** Opening Extracted material block **

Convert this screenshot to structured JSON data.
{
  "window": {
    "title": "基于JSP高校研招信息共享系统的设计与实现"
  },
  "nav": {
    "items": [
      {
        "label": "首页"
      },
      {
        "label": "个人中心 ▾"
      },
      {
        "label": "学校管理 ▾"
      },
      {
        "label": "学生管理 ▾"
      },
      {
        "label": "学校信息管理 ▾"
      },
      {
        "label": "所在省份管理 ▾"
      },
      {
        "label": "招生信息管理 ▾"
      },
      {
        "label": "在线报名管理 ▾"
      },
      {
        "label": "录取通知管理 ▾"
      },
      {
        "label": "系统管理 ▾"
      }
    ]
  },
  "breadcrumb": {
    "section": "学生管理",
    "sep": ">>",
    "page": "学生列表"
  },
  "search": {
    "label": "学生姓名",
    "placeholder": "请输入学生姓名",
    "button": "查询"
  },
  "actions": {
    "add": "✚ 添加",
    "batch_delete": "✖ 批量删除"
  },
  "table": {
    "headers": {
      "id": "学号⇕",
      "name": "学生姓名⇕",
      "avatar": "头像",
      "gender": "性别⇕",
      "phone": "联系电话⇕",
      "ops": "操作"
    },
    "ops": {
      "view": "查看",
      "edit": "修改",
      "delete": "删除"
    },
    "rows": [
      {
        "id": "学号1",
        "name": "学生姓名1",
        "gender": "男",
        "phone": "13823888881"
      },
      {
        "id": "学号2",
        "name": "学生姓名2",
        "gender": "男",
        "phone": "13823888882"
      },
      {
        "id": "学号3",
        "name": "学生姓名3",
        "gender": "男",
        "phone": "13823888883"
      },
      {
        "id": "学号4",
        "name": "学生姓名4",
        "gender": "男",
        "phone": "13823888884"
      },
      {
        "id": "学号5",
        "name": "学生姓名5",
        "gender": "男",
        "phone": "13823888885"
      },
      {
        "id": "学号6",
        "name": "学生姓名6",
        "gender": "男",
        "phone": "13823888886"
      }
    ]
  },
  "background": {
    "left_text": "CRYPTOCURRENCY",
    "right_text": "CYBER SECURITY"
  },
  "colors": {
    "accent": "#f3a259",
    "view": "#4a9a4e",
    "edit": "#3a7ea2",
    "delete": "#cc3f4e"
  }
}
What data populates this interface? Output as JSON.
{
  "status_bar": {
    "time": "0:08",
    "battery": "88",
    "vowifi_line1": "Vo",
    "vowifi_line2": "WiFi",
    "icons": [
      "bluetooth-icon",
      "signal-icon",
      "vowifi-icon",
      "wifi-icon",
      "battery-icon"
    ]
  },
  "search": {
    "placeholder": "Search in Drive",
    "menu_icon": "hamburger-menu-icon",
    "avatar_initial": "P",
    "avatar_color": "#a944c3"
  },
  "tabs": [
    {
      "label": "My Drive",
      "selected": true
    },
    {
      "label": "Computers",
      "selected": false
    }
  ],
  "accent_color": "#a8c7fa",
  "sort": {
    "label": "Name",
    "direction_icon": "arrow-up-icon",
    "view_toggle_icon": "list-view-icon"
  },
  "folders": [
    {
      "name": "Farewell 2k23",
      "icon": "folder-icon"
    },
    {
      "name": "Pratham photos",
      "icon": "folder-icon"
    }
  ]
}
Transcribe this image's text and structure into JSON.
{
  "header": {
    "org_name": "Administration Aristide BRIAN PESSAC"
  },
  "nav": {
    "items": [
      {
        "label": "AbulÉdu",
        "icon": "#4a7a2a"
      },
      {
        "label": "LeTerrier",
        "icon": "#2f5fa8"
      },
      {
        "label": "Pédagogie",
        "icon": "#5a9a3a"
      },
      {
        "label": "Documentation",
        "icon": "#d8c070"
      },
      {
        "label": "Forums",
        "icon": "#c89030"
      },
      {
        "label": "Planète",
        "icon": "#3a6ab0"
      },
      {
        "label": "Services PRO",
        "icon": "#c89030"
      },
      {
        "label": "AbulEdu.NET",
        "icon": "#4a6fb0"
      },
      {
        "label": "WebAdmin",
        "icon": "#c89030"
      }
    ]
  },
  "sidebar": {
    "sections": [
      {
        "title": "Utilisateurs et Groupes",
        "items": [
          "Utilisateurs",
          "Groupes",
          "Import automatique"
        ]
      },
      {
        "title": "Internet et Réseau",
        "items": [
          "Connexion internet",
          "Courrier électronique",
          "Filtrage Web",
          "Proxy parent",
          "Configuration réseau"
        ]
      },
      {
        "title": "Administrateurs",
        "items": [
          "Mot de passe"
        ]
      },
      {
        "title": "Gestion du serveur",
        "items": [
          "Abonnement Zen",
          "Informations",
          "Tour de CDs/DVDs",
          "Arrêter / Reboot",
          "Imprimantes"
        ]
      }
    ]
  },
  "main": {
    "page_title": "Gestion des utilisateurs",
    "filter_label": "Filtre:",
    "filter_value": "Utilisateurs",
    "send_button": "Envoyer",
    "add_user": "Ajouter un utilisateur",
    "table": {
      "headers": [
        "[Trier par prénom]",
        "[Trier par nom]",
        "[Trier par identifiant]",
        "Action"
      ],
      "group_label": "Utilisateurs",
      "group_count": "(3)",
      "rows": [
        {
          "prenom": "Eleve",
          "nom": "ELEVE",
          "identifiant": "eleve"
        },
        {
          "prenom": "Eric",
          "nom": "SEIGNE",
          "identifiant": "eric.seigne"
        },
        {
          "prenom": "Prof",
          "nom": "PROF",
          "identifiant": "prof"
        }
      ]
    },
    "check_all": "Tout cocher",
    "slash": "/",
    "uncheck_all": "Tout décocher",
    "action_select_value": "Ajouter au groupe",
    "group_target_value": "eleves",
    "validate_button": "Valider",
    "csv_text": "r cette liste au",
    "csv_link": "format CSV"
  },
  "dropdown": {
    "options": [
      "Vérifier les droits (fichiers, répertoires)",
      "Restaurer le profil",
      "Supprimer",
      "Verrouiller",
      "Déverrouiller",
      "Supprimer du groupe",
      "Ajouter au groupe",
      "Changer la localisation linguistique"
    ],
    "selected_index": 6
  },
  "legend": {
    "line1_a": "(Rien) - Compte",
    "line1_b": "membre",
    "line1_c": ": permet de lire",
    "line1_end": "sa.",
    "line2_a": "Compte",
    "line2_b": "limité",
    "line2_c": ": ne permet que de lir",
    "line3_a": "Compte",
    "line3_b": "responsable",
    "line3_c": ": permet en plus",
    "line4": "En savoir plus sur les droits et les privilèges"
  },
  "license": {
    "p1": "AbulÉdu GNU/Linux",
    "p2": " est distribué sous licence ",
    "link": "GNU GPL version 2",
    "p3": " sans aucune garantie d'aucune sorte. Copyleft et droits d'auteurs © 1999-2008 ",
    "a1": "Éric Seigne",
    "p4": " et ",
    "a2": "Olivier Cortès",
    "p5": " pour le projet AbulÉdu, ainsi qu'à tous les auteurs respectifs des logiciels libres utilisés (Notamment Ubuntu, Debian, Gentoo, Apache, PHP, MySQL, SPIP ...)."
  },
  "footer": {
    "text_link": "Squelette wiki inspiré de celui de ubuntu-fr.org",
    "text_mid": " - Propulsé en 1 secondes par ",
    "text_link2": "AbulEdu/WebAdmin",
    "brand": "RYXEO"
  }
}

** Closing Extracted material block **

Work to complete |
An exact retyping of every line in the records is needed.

Task result |
Convert this screenshot to structured JSON data.
{
  "window": {
    "title": "基于JSP高校研招信息共享系统的设计与实现"
  },
  "nav": {
    "items": [
      {
        "label": "首页"
      },
      {
        "label": "个人中心 ▾"
      },
      {
        "label": "学校管理 ▾"
      },
      {
        "label": "学生管理 ▾"
      },
      {
        "label": "学校信息管理 ▾"
      },
      {
        "label": "所在省份管理 ▾"
      },
      {
        "label": "招生信息管理 ▾"
      },
      {
        "label": "在线报名管理 ▾"
      },
      {
        "label": "录取通知管理 ▾"
      },
      {
        "label": "系统管理 ▾"
      }
    ]
  },
  "breadcrumb": {
    "section": "学生管理",
    "sep": ">>",
    "page": "学生列表"
  },
  "search": {
    "label": "学生姓名",
    "placeholder": "请输入学生姓名",
    "button": "查询"
  },
  "actions": {
    "add": "✚ 添加",
    "batch_delete": "✖ 批量删除"
  },
  "table": {
    "headers": {
      "id": "学号⇕",
      "name": "学生姓名⇕",
      "avatar": "头像",
      "gender": "性别⇕",
      "phone": "联系电话⇕",
      "ops": "操作"
    },
    "ops": {
      "view": "查看",
      "edit": "修改",
      "delete": "删除"
    },
    "rows": [
      {
        "id": "学号1",
        "name": "学生姓名1",
        "gender": "男",
        "phone": "13823888881"
      },
      {
        "id": "学号2",
        "name": "学生姓名2",
        "gender": "男",
        "phone": "13823888882"
      },
      {
        "id": "学号3",
        "name": "学生姓名3",
        "gender": "男",
        "phone": "13823888883"
      },
      {
        "id": "学号4",
        "name": "学生姓名4",
        "gender": "男",
        "phone": "13823888884"
      },
      {
        "id": "学号5",
        "name": "学生姓名5",
        "gender": "男",
        "phone": "13823888885"
      },
      {
        "id": "学号6",
        "name": "学生姓名6",
        "gender": "男",
        "phone": "13823888886"
      }
    ]
  },
  "background": {
    "left_text": "CRYPTOCURRENCY",
    "right_text": "CYBER SECURITY"
  },
  "colors": {
    "accent": "#f3a259",
    "view": "#4a9a4e",
    "edit": "#3a7ea2",
    "delete": "#cc3f4e"
  }
}
What data populates this interface? Output as JSON.
{
  "status_bar": {
    "time": "0:08",
    "battery": "88",
    "vowifi_line1": "Vo",
    "vowifi_line2": "WiFi",
    "icons": [
      "bluetooth-icon",
      "signal-icon",
      "vowifi-icon",
      "wifi-icon",
      "battery-icon"
    ]
  },
  "search": {
    "placeholder": "Search in Drive",
    "menu_icon": "hamburger-menu-icon",
    "avatar_initial": "P",
    "avatar_color": "#a944c3"
  },
  "tabs": [
    {
      "label": "My Drive",
      "selected": true
    },
    {
      "label": "Computers",
      "selected": false
    }
  ],
  "accent_color": "#a8c7fa",
  "sort": {
    "label": "Name",
    "direction_icon": "arrow-up-icon",
    "view_toggle_icon": "list-view-icon"
  },
  "folders": [
    {
      "name": "Farewell 2k23",
      "icon": "folder-icon"
    },
    {
      "name": "Pratham photos",
      "icon": "folder-icon"
    }
  ]
}
Transcribe this image's text and structure into JSON.
{
  "header": {
    "org_name": "Administration Aristide BRIAN PESSAC"
  },
  "nav": {
    "items": [
      {
        "label": "AbulÉdu",
        "icon": "#4a7a2a"
      },
      {
        "label": "LeTerrier",
        "icon": "#2f5fa8"
      },
      {
        "label": "Pédagogie",
        "icon": "#5a9a3a"
      },
      {
        "label": "Documentation",
        "icon": "#d8c070"
      },
      {
        "label": "Forums",
        "icon": "#c89030"
      },
      {
        "label": "Planète",
        "icon": "#3a6ab0"
      },
      {
        "label": "Services PRO",
        "icon": "#c89030"
      },
      {
        "label": "AbulEdu.NET",
        "icon": "#4a6fb0"
      },
      {
        "label": "WebAdmin",
        "icon": "#c89030"
      }
    ]
  },
  "sidebar": {
    "sections": [
      {
        "title": "Utilisateurs et Groupes",
        "items": [
          "Utilisateurs",
          "Groupes",
          "Import automatique"
        ]
      },
      {
        "title": "Internet et Réseau",
        "items": [
          "Connexion internet",
          "Courrier électronique",
          "Filtrage Web",
          "Proxy parent",
          "Configuration réseau"
        ]
      },
      {
        "title": "Administrateurs",
        "items": [
          "Mot de passe"
        ]
      },
      {
        "title": "Gestion du serveur",
        "items": [
          "Abonnement Zen",
          "Informations",
          "Tour de CDs/DVDs",
          "Arrêter / Reboot",
          "Imprimantes"
        ]
      }
    ]
  },
  "main": {
    "page_title": "Gestion des utilisateurs",
    "filter_label": "Filtre:",
    "filter_value": "Utilisateurs",
    "send_button": "Envoyer",
    "add_user": "Ajouter un utilisateur",
    "table": {
      "headers": [
        "[Trier par prénom]",
        "[Trier par nom]",
        "[Trier par identifiant]",
        "Action"
      ],
      "group_label": "Utilisateurs",
      "group_count": "(3)",
      "rows": [
        {
          "prenom": "Eleve",
          "nom": "ELEVE",
          "identifiant": "eleve"
        },
        {
          "prenom": "Eric",
          "nom": "SEIGNE",
          "identifiant": "eric.seigne"
        },
        {
          "prenom": "Prof",
          "nom": "PROF",
          "identifiant": "prof"
        }
      ]
    },
    "check_all": "Tout cocher",
    "slash": "/",
    "uncheck_all": "Tout décocher",
    "action_select_value": "Ajouter au groupe",
    "group_target_value": "eleves",
    "validate_button": "Valider",
    "csv_text": "r cette liste au",
    "csv_link": "format CSV"
  },
  "dropdown": {
    "options": [
      "Vérifier les droits (fichiers, répertoires)",
      "Restaurer le profil",
      "Supprimer",
      "Verrouiller",
      "Déverrouiller",
      "Supprimer du groupe",
      "Ajouter au groupe",
      "Changer la localisation linguistique"
    ],
    "selected_index": 6
  },
  "legend": {
    "line1_a": "(Rien) - Compte",
    "line1_b": "membre",
    "line1_c": ": permet de lire",
    "line1_end": "sa.",
    "line2_a": "Compte",
    "line2_b": "limité",
    "line2_c": ": ne permet que de lir",
    "line3_a": "Compte",
    "line3_b": "responsable",
    "line3_c": ": permet en plus",
    "line4": "En savoir plus sur les droits et les privilèges"
  },
  "license": {
    "p1": "AbulÉdu GNU/Linux",
    "p2": " est distribué sous licence ",
    "link": "GNU GPL version 2",
    "p3": " sans aucune garantie d'aucune sorte. Copyleft et droits d'auteurs © 1999-2008 ",
    "a1": "Éric Seigne",
    "p4": " et ",
    "a2": "Olivier Cortès",
    "p5": " pour le projet AbulÉdu, ainsi qu'à tous les auteurs respectifs des logiciels libres utilisés (Notamment Ubuntu, Debian, Gentoo, Apache, PHP, MySQL, SPIP ...)."
  },
  "footer": {
    "text_link": "Squelette wiki inspiré de celui de ubuntu-fr.org",
    "text_mid": " - Propulsé en 1 secondes par ",
    "text_link2": "AbulEdu/WebAdmin",
    "brand": "RYXEO"
  }
}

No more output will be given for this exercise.